All dynamical processes in the ocean are originally driven (directly or indirectly) by atmospheric processes. However, the ocean is also responsible for a considerable part of the heating and cooling of the atmosphere, in turn leading to atmospheric patterns that may in again influence the ocean. Therefore, the ocean and the atmosphere form a coupled dynamic system that drives for the majority of the meteorological and climatic phenomena that we experience.

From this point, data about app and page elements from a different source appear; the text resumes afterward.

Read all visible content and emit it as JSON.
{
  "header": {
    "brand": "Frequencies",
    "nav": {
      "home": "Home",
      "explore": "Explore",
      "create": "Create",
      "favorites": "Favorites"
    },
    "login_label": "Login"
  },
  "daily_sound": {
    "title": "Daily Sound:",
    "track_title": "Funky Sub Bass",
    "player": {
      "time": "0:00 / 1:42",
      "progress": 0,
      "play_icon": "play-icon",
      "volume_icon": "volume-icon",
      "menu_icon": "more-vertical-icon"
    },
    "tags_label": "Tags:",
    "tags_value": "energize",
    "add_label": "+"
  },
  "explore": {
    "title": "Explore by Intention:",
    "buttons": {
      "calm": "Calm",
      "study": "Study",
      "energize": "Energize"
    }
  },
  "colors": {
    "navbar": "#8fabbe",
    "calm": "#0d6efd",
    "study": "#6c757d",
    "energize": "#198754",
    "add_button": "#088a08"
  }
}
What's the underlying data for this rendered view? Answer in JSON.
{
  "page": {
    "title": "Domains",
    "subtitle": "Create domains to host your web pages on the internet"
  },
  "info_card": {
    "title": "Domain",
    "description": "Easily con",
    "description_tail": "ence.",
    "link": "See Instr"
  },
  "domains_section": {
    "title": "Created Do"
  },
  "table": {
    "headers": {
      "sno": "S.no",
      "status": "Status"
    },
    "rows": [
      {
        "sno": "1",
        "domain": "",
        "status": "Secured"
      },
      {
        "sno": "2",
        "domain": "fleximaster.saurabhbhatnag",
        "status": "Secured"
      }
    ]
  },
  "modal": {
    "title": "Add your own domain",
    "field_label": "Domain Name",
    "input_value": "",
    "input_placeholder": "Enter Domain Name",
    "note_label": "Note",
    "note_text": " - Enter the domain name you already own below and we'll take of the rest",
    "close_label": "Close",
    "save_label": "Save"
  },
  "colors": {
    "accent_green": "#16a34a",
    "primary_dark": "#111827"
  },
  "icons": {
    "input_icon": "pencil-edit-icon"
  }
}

The quasi-spherical shape of planet Earth combined with the limited inclination of its rotation axis to the plane of its orbit leads to the tropical regions receiving more heat per square meter than the polar regions. The atmosphere responds to this differential heating by trying to equilibrate this imbalance across latitudes through the so-called atmospheric circulation. This atmospheric circulation consists of large-scale displacements of air all over the globe, or winds. In a non-rotating Earth, these winds would be predominantly meridional (north-south or south-north). However, because the Earth rotates, any moving object experiences an additional force directed to the right (resp. left) of its direction in the northern (resp. southern) hemisphere, the so-called Coriolis force. This effect bends the north-south winds so that the atmospheric circulation results in a series of latitudinal belts characterized by specific typical conditions and wind patterns (Figure 3.1).
Of course, the description provided here is greatly simplified, and in practice the atmospheric circulation is also influenced by the presence or absence of continental land masses, mountain ridges, oceans, and of course by seasonal variations in the Earth’s inclination and in its distance to the Sun. However, the main features of this idealized picture can be found back in the large-scale circulation patterns.